* The new Lightwave, just revealed, promises seamless and automatic Unreal integration. Which suggests that there may be an easy path there from Poser scene > Lightwave > Unreal. Though there may not be a Lightwave 2019 upgrade to the Poser Pro plugin for Lightwave for a while.
* Cinema 4D had an major update, though nothing in it really grabbed me. The same was true for Keyshot.
* The real-time World Creator 2.0 is built on the Unity engine and I was lucky enough to get a review copy at RC14, and the eight-page review for that was published in Digital Art Live magazine #32 (Sept 2018). Difficult (but not impossible) to use without a really powerful graphics card, though.
* FlowScape is a fun simple real-time ‘natural landscape generator’, built on Unity. As with World Creator you’re probably going to need a whopping great graphics card to run it smoothly.
* Vue has gone ‘annual subscription’ and also changed the user interface. But I’ll be sticking with my Vue 2016 R4, which was the last before the UI changes and other problems started. I have no idea if the tight Poser integration has been retained in the new version, but I assume it has.
* MoI 4.0 (Moment of Inspiration) should be out soon. A nice fairly easy NURBS modeller that’s worth taking a look at.
It took me a while, but all the old runtimedna.com Web links on this blog have now been fixed. There were several hundred of them. About 70% of the old links have be re-routed to where the content is now located. About 20% of the linked content appears to have been withdrawn from sale, or had a short generic name that made it impossible to re-find. In that case I’ve deleted the link but kept the picture, adding an Update: line alongside. The remaining 10% of links were found to be on time-sensitive posts (store sales etc) and those posts have been deleted.
All of this blog’s 250 sidebar links have had their annual check, by hand and eye rather than an auto-bot. Problematic links have been repaired or deleted, as needed.
Readers of this blog may have noticed new posts flashing up on this blog, only to be seemingly removed some hours later. Their ‘removal’ is due to the ongoing problems with my website host’s database servers, problems which have been going on for about ten days now. The overall site and domain is stable, but the database server is not. This impacts on the WordPress blog, which requires a database to function. When the database server crashes and reverts to a stable backup of its contents, it has the effect of wiping my recent posts. Currently the blog is stable to 6th April. I have backups of all the contents and also the wiped blog posts, and will re-post those once the blog is stable again (i.e.: if this post remains live and doesn’t also vanish). Thanks for your patience, readers!

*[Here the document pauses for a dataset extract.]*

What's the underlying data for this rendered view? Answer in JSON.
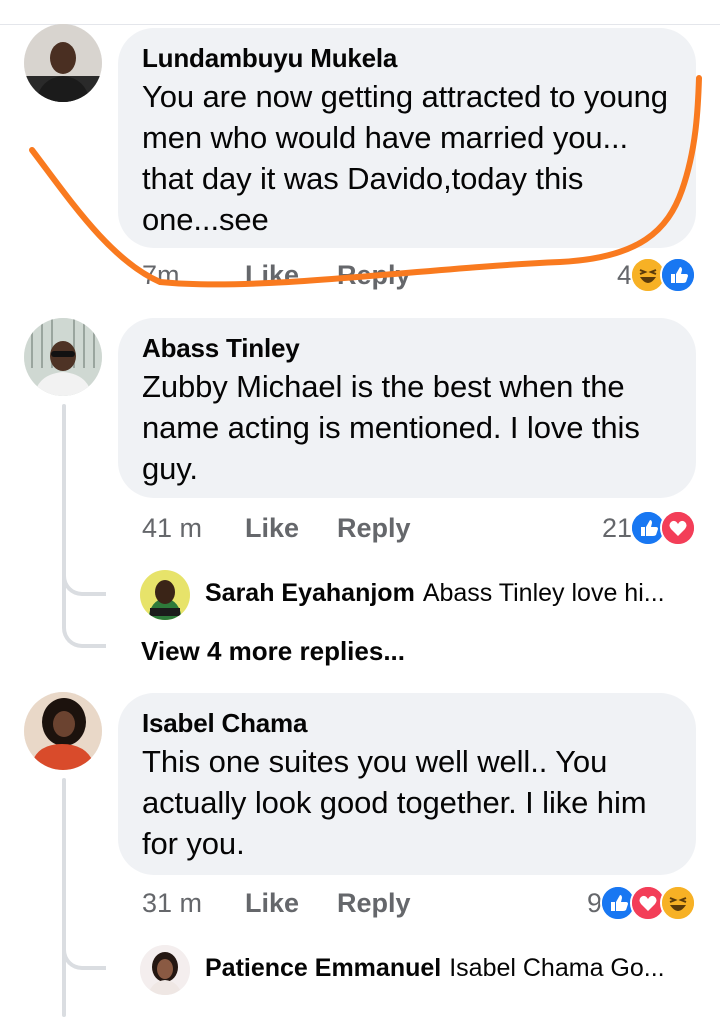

It’s been a little over a year since I checked all the ‘The Poser/DAZ Directory’ sidebar Web links on this blog. Last night I checked them all by hand, and have either updated or deleted the broken ones.